Latest horror movie follows the lost-footage style of horror presentation
Blame the “Blair Witch Project.” In 1999, it came out in theaters and scared the pants off everyone. Then again, that’s what horror movies are supposed to do: scare the pants off you. However, the “Blair Witch Project” did what only a handful had done in the past; it told you the story was real, and that someone had found their footage and was now turning it into a feature-length film and making a ton of money on it. Now, everyone is jumping on the Found-Footage genre. Some are better than others, some are frightening and some are just plain silly. “Grave Encounters” manages to be both frightening and silly, and doesn’t do too bad a job at it.
The film opens in the typical way of found-footage films: an explanation of how the footage was found. In this case, it’s the former producer of a ghost-hunting type show called “Grave Encounters.” He explains that they went into an asylum in Maryland to film an episode and never made it out, but their footage survived.

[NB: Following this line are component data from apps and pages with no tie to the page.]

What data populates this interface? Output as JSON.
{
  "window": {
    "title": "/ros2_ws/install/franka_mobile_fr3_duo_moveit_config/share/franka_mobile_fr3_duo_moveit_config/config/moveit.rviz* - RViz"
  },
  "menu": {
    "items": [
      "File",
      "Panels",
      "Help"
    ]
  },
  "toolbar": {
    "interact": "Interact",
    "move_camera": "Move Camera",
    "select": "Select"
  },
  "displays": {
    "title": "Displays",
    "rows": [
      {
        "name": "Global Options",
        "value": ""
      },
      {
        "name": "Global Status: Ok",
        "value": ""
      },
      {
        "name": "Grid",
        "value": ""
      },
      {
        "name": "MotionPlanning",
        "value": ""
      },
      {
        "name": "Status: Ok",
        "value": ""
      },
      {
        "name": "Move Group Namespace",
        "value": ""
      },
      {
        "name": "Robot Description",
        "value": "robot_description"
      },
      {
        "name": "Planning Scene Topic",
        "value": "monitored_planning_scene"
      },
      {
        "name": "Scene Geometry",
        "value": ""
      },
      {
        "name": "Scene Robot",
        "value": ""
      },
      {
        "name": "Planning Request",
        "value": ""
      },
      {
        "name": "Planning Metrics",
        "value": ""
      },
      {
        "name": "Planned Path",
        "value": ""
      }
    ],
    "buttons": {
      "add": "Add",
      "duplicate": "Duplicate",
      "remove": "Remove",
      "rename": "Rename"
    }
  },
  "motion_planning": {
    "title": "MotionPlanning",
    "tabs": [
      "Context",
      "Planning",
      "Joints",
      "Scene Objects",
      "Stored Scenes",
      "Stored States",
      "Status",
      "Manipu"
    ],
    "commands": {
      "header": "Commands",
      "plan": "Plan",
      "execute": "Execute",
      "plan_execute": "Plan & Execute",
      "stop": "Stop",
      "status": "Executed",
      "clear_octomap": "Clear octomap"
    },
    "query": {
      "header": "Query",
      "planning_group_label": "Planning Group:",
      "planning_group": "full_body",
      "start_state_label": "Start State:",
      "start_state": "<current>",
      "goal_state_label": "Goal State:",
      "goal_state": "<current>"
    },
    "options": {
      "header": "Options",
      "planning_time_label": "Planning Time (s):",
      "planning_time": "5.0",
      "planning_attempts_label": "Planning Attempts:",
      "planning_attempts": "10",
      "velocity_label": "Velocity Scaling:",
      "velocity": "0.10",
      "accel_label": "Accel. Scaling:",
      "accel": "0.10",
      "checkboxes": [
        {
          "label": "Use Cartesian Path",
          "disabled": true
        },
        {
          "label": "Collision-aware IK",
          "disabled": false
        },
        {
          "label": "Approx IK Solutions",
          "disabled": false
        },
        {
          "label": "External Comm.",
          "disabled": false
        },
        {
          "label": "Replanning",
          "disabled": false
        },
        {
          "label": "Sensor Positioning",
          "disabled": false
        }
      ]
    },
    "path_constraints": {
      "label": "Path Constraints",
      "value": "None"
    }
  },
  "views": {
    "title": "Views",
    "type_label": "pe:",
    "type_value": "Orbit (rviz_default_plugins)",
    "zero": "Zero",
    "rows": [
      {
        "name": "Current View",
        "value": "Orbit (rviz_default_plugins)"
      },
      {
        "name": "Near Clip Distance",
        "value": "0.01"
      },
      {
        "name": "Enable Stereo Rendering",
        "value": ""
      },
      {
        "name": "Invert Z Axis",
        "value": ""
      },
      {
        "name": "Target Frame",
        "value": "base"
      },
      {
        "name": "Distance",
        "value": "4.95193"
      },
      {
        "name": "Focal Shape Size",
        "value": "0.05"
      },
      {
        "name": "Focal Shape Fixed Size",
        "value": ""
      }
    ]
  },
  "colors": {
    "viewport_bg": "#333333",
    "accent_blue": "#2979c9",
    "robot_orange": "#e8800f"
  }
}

While this is quickly becoming cliché, and almost tiresome, it is key to the genre.
“Grave Encounters” takes a glimpse into the world of ghost-hunting television shows that viewers have always wondered about, whether or not it’s a glimpse based in fact. A psychic is brought into the building and over-dramatically stands over a bathtub in one of the asylum’s rooms, calling out to spirits and claims he was speaking to a woman who killed herself in said tub. Once he is finished proclaiming, the host of the show yells cut and the psychic begins laughing. “Too much,” he asks, mimicking his own mannerisms, sending the whole crew into laughter. Later, the host even bribes the groundskeeper into saying he saw a ghost in the court yard, all for the sake of hyping up their show.
This is a film that likes to keep all its scares in one basket, and that basket is the last forty-five minutes of the film. Very few scares are seen before then, and the ones that are simply jump out at you; all but yelling “boo!” However, once “Grave Encounters” begins that terrifying descent into madness it doesn’t stop. There is departure from the usual scares of an asylum; playing with time and space and making the audience feel claustrophobic along with the characters. Lucky for “Grave Encounters,” not all the scary moments were revealed in the trailer. In the trailer, one shot of a girl in the corner, eerily reminiscent of the “Blair Witch Project” barely holds a candle to some of the other scares the cast encounters.
Without delving into spoilers, the ending was both expected and unexpected. It was not something that stuck with me after I saw it, though it may just be that I don’t frequently find myself in asylums on a regular basis. I definitely was scared pants-less in the final act of the film, but not to the after-movie nightmare extreme.
Of all the found-footage films coming out this year, as well as the ones of previous years, “Grave Encounters” breathes a bit of freshness into the genre. While it did use a lot of techniques of previous films, it almost needed to in order to keep away from confusion. It was definitely scary, sometimes horrifying, but it was not something that kept me up at night. It is a film that is definitely worth a watch, if not for the laughs in the beginning of the film while watching the bumbling crew attempt to make scares where there aren’t any, and continuing to laugh when they realize they didn’t need to make anything up.